Antonio Stradivari (Italian, 1644–1737)
Maple, spruce, ebony
Violin: L. 23 in. (58.4 cm), W. 8 in. (20.3 cm); bow: L. 29 in. (73.7 cm); case: L. 31 in. (78.7 cm)
Bequest of Annie Bolton Matthews Bryant, 1933 (34.86.1)
Antonio Stradivari has long been thought to have been an apprentice of Nicolò Amati, but census documents do not list Stradivari as a garzone (shopboy) in the Amati household. Stradivari's early instruments do show the stylistic influence of the Amati, but as Girolamo II and Nicolò were the principal makers in Cremona during Stradivari's formative years, it would be natural for Stradivari to have been influenced by their work. Antonio Stradivari worked with two of his sons, Francesco (1671–1743) and Omobono (1679–1742), and today over 600 instruments survive from this prodigious workshop. Stradivari experimented with the shape and arching of the violin. By 1700, he abandoned this pattern and reverted to the broader shape that was typical of his earlier violins. These violins are sometimes referred to as "grand pattern" violins, but he actually made use of several large forms that varied slightly in dimensions and proportions. Stradivari employed flatter arching than his predecessors, and this contributed to the production of a more powerful tone. From about 1700 to 1720, his "Golden Period," Stradivari produced many of his finest violins.

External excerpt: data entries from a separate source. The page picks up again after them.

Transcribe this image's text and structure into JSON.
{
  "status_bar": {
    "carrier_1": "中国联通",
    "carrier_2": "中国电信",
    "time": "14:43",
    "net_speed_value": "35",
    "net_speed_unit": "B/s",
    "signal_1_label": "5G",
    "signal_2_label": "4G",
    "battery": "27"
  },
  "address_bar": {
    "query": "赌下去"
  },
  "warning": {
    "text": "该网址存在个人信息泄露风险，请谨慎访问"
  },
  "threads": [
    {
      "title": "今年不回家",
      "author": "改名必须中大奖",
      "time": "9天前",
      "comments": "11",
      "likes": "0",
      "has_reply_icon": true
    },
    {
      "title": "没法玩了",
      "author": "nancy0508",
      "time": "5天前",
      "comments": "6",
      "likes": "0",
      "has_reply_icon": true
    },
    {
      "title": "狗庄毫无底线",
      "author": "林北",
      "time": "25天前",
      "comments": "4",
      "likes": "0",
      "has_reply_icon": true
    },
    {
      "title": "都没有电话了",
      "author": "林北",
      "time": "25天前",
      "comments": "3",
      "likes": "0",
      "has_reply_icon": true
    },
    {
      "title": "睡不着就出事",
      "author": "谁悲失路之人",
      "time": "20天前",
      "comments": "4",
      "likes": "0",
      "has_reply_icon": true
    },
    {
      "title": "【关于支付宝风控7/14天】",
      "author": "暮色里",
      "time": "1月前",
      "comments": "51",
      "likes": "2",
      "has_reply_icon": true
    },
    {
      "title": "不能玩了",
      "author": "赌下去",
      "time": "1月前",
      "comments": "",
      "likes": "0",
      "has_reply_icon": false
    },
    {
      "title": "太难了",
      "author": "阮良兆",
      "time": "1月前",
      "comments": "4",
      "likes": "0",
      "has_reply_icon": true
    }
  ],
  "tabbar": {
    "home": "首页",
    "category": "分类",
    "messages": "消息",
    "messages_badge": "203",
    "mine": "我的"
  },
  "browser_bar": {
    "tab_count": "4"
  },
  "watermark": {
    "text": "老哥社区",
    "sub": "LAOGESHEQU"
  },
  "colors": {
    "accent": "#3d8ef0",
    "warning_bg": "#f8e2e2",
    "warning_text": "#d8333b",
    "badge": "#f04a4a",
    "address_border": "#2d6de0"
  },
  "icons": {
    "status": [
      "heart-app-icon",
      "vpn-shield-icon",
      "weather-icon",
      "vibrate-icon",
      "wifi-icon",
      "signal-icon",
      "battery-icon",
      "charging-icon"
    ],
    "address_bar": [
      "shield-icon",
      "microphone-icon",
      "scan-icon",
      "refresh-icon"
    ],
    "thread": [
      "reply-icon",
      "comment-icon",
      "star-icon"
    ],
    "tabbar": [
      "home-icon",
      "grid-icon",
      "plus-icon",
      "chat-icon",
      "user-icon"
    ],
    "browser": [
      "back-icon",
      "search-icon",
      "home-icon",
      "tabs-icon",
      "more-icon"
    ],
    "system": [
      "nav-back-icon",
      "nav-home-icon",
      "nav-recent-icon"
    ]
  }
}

Watch a video of Eric Grossman playing "The Antonius".